IBM extends its commitment to open hardware
IBM has used the Linux Foundation Open Source Summit today to announce that it will contribute key technologies to the open community.
The company is opening up the POWER Instruction Set Architecture (ISA), the definitions developers use for ensuring that hardware and software work together on POWER.
With the ISA and other technologies being contributed to the open community, developers can build new hardware that takes advantage of POWER's enterprise-leading capabilities to process data-intensive workloads and create new software applications for AI and hybrid cloud built to take advantage of the hardware’s unique capabilities.
IBM will also contribute multiple other technologies including a softcore implementation of the POWER ISA, as well as reference designs for the architecture-agnostic Open Coherent Accelerator Processor Interface (OpenCAPI) and the Open Memory Interface (OMI). The OpenCAPI and OMI technologies help maximize memory bandwidth between processors and attached devices, which is critical to overcoming performance bottlenecks for emerging workloads like AI.
"With today's announcement IBM is taking another significant step in driving innovation across the industry through open technology and open source," says IBM's OpenPOWER general manager Ken King. "With our recent Red Hat acquisition and today’s announcement, IBM becomes the only processor vendor and POWER becomes the only architecture with a completely open system stack, from the foundation of the hardware through the software stack."
IBM has also collaborated with the OpenPOWER Foundation to announce that OpenPOWER will move under the umbrella of the Linux Foundation, and will operate consistently with the Linux Foundation's open governance principles.
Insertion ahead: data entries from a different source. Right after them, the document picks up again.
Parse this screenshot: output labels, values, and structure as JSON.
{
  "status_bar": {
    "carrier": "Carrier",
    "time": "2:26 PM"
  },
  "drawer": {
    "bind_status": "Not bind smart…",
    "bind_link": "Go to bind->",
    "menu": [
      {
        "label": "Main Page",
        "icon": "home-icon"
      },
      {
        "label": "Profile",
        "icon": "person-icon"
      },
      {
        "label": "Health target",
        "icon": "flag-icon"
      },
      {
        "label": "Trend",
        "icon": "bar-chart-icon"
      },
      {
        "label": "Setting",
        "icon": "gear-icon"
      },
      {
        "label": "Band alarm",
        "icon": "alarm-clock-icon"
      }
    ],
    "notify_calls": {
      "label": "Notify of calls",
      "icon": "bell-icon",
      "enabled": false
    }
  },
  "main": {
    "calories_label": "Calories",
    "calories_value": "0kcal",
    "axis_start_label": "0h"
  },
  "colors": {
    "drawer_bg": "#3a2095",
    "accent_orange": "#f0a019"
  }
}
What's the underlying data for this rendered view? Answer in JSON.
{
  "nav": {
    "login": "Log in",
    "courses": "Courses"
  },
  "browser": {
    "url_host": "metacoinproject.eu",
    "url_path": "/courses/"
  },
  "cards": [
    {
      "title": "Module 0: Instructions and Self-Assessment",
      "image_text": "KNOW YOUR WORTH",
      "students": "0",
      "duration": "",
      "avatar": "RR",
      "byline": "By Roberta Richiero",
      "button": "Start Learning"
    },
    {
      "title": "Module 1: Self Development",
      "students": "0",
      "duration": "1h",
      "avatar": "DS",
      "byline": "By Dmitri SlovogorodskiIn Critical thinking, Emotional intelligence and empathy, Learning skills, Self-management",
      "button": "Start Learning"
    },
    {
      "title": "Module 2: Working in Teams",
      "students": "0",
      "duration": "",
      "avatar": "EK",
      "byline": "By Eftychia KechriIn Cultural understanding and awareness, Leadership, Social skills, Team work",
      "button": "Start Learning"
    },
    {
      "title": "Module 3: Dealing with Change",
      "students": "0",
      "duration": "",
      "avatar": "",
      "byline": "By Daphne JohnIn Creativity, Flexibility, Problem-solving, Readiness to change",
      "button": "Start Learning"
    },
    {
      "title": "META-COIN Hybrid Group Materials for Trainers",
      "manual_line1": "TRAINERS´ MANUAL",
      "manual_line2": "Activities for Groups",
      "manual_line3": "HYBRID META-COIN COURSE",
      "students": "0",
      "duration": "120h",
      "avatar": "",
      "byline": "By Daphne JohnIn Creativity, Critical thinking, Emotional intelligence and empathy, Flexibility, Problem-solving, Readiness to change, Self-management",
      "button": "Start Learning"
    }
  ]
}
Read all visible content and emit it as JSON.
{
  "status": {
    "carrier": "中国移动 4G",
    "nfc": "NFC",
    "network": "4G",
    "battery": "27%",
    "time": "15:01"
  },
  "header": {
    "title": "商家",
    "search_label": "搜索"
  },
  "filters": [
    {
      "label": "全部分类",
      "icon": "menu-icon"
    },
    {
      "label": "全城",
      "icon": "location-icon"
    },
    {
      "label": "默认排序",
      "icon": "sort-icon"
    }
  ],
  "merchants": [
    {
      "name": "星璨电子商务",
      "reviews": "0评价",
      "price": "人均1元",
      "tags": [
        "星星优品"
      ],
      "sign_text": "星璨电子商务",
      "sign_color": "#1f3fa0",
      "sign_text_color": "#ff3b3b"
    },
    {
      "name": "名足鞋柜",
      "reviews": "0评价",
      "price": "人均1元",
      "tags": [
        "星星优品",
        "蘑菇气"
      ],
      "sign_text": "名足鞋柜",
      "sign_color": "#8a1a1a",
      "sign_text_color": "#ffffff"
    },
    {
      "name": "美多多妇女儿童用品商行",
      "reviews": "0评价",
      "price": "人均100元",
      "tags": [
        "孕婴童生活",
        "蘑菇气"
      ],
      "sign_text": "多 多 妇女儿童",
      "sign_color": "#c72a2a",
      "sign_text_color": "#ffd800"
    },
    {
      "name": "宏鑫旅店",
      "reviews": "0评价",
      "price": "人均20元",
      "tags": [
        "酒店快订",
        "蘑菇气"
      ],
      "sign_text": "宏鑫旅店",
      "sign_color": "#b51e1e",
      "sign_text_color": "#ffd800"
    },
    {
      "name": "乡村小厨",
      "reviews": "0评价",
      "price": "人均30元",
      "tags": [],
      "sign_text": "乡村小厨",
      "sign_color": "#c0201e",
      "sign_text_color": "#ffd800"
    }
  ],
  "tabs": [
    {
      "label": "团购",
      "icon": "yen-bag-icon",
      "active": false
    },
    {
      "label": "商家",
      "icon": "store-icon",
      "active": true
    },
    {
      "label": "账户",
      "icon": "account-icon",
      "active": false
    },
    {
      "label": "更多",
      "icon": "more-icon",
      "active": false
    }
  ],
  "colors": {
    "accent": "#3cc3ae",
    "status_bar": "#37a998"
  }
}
"Back in 2013 we were excited to see that IBM took the first steps in opening the company's POWER architecture," says Jim Zemlin, executive director of the Linux Foundation. "The Linux Foundation itself has seen rising interest in open hardware communities and working with OpenPOWER Foundation will continue to make the OpenPOWER and open hardware technologies available to a growing, global audience."
You can find out more on the IBM site.